President Obama's upcoming trip to India has raised a few questions: Who will he meet? Which sites will he visit? And most importantly, what does his visit mean for the US and the host country?
India has been preparing night and day to make the President's stay comfortable and drama-free. A possible threat of falling coconuts has been eliminated, and the US, as reported by NDTV, has sent 34 warships and 40 planes to India to guard the President. The only thing that seems to have been left behind in Washington is the White House.
Obama's visit comes at an auspicious time - Diwali, the annual Hindu "festival of lights." But what will Obama really gain in India? After losing their majority in the House of Representatives, the Democrats are wary. CBS News reported today that the right seems angered by the cost associated with the President's trip. Indians, on the other hand, are celebrating his visit to their country, but will welcome him in a rather subdued manner.
Many Indians feel that the US has neglected India while cultivating strategic relations with its military rival, Pakistan. A $2 billion aid package to Pakistan's military has likely hampered Obama's effort to deepen mutual friendship and ties with India, and that, many feel, the first step the President takes should be to reassure India that it is an ally like no other. Announcing that hefty packet ahead of his visit to India was almost certainly ill-timed.
In terms of foreign investment, Obama's visit will probably raise political concerns among Indians in an arena where huge numbers of jobs could be at stake.
However, one issue that both countries can safely agree upon is China's rising political and economic power. What Indians are hoping for, it seems likely, is US recognition of India's power in the region.

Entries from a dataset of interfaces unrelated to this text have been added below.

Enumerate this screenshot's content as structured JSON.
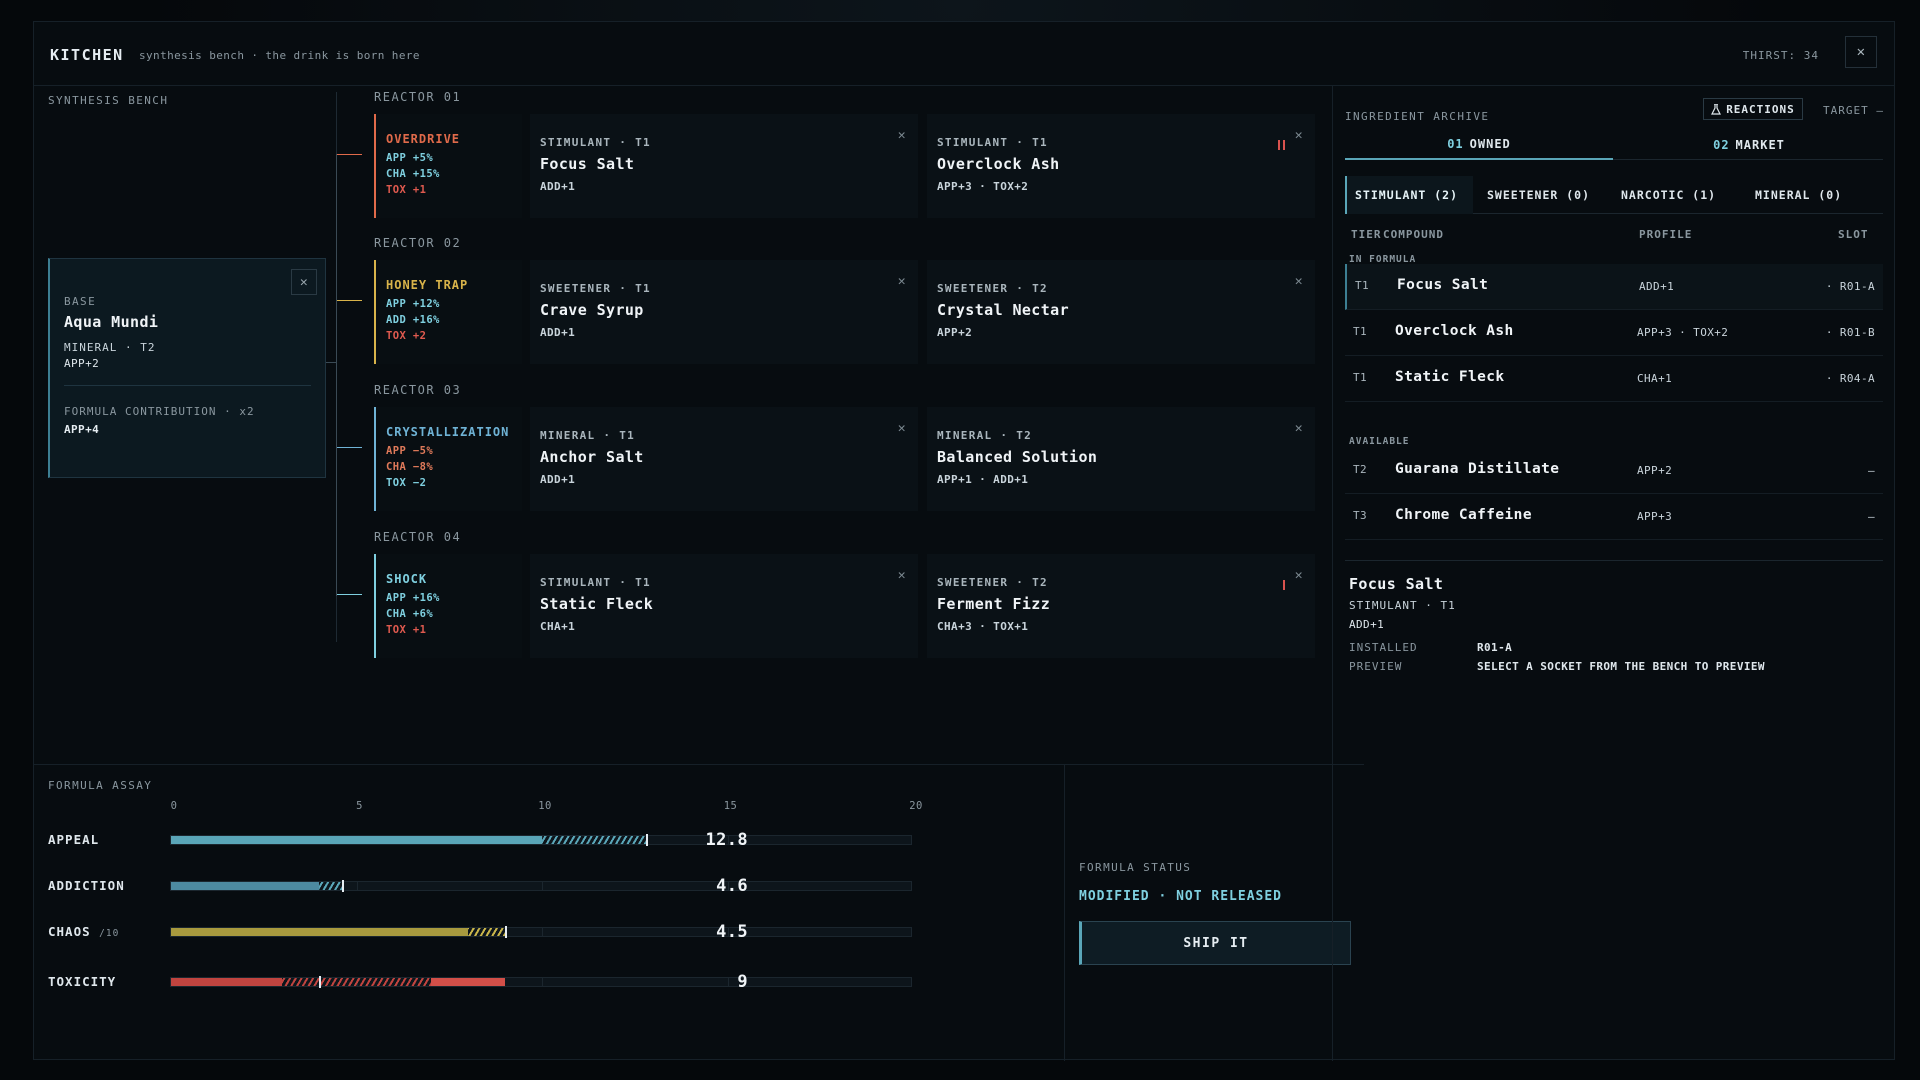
{
  "header": {
    "title": "KITCHEN",
    "tagline": "synthesis bench · the drink is born here",
    "thirst": "THIRST: 34",
    "close": "✕"
  },
  "bench": {
    "title": "SYNTHESIS BENCH",
    "base": {
      "label": "BASE",
      "name": "Aqua Mundi",
      "meta": "MINERAL · T2",
      "mod": "APP+2",
      "contribution_label": "FORMULA CONTRIBUTION · x2",
      "contribution_value": "APP+4",
      "close": "✕"
    },
    "reactors": [
      {
        "label": "REACTOR 01",
        "name": "OVERDRIVE",
        "color": "#e06a4a",
        "lines": [
          {
            "text": "APP +5%",
            "color": "#7fd0e0"
          },
          {
            "text": "CHA +15%",
            "color": "#7fd0e0"
          },
          {
            "text": "TOX +1",
            "color": "#e05a4f"
          }
        ],
        "slots": [
          {
            "type": "STIMULANT · T1",
            "name": "Focus Salt",
            "mod": "ADD+1",
            "warn": false
          },
          {
            "type": "STIMULANT · T1",
            "name": "Overclock Ash",
            "mod": "APP+3 · TOX+2",
            "warn": true
          }
        ]
      },
      {
        "label": "REACTOR 02",
        "name": "HONEY TRAP",
        "color": "#d8b34a",
        "lines": [
          {
            "text": "APP +12%",
            "color": "#7fd0e0"
          },
          {
            "text": "ADD +16%",
            "color": "#7fd0e0"
          },
          {
            "text": "TOX +2",
            "color": "#e05a4f"
          }
        ],
        "slots": [
          {
            "type": "SWEETENER · T1",
            "name": "Crave Syrup",
            "mod": "ADD+1",
            "warn": false
          },
          {
            "type": "SWEETENER · T2",
            "name": "Crystal Nectar",
            "mod": "APP+2",
            "warn": false
          }
        ]
      },
      {
        "label": "REACTOR 03",
        "name": "CRYSTALLIZATION",
        "color": "#6fb3d6",
        "lines": [
          {
            "text": "APP −5%",
            "color": "#e07a5a"
          },
          {
            "text": "CHA −8%",
            "color": "#e07a5a"
          },
          {
            "text": "TOX −2",
            "color": "#7fd0e0"
          }
        ],
        "slots": [
          {
            "type": "MINERAL · T1",
            "name": "Anchor Salt",
            "mod": "ADD+1",
            "warn": false
          },
          {
            "type": "MINERAL · T2",
            "name": "Balanced Solution",
            "mod": "APP+1 · ADD+1",
            "warn": false
          }
        ]
      },
      {
        "label": "REACTOR 04",
        "name": "SHOCK",
        "color": "#7fd0e0",
        "lines": [
          {
            "text": "APP +16%",
            "color": "#7fd0e0"
          },
          {
            "text": "CHA +6%",
            "color": "#7fd0e0"
          },
          {
            "text": "TOX +1",
            "color": "#e05a4f"
          }
        ],
        "slots": [
          {
            "type": "STIMULANT · T1",
            "name": "Static Fleck",
            "mod": "CHA+1",
            "warn": false
          },
          {
            "type": "SWEETENER · T2",
            "name": "Ferment Fizz",
            "mod": "CHA+3 · TOX+1",
            "warn": true
          }
        ]
      }
    ]
  },
  "assay": {
    "title": "FORMULA ASSAY",
    "ticks": [
      "0",
      "5",
      "10",
      "15",
      "20"
    ],
    "max": 20,
    "stats": [
      {
        "label": "APPEAL",
        "suffix": "",
        "value": "12.8",
        "base": 10,
        "total": 12.8,
        "color": "#5aa6b8",
        "hatch_color": "#5aa6b8",
        "marker": 12.8
      },
      {
        "label": "ADDICTION",
        "suffix": "",
        "value": "4.6",
        "base": 4,
        "total": 4.6,
        "color": "#4d8aa0",
        "hatch_color": "#5aa6b8",
        "marker": 4.6
      },
      {
        "label": "CHAOS",
        "suffix": "/10",
        "value": "4.5",
        "base": 8,
        "total": 9,
        "color": "#a89a3e",
        "hatch_color": "#c9b54a",
        "marker": 9
      },
      {
        "label": "TOXICITY",
        "suffix": "",
        "value": "9",
        "base": 3,
        "total": 9,
        "color": "#c0443f",
        "hatch_color": "#c0443f",
        "marker": 4,
        "tail_from": 7,
        "tail_color": "#d24f48"
      }
    ]
  },
  "status": {
    "label": "FORMULA STATUS",
    "value": "MODIFIED · NOT RELEASED",
    "ship": "SHIP IT"
  },
  "archive": {
    "title": "INGREDIENT ARCHIVE",
    "reactions": "REACTIONS",
    "target": "TARGET —",
    "tabs": [
      {
        "n": "01",
        "label": "OWNED"
      },
      {
        "n": "02",
        "label": "MARKET"
      }
    ],
    "cats": [
      "STIMULANT (2)",
      "SWEETENER (0)",
      "NARCOTIC (1)",
      "MINERAL (0)"
    ],
    "cols": {
      "tier": "TIER",
      "compound": "COMPOUND",
      "profile": "PROFILE",
      "slot": "SLOT"
    },
    "in_formula_label": "IN FORMULA",
    "available_label": "AVAILABLE",
    "in_formula": [
      {
        "tier": "T1",
        "name": "Focus Salt",
        "profile": "ADD+1",
        "slot": "· R01-A"
      },
      {
        "tier": "T1",
        "name": "Overclock Ash",
        "profile": "APP+3 · TOX+2",
        "slot": "· R01-B"
      },
      {
        "tier": "T1",
        "name": "Static Fleck",
        "profile": "CHA+1",
        "slot": "· R04-A"
      }
    ],
    "available": [
      {
        "tier": "T2",
        "name": "Guarana Distillate",
        "profile": "APP+2",
        "slot": "—"
      },
      {
        "tier": "T3",
        "name": "Chrome Caffeine",
        "profile": "APP+3",
        "slot": "—"
      }
    ],
    "detail": {
      "name": "Focus Salt",
      "sub": "STIMULANT · T1",
      "mod": "ADD+1",
      "installed_label": "INSTALLED",
      "installed_value": "R01-A",
      "preview_label": "PREVIEW",
      "preview_value": "SELECT A SOCKET FROM THE BENCH TO PREVIEW"
    }
  }
}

Discuss: With so much at stake, what is the most important achievement Obama can expect from his trip to India? Share your thoughts with us below.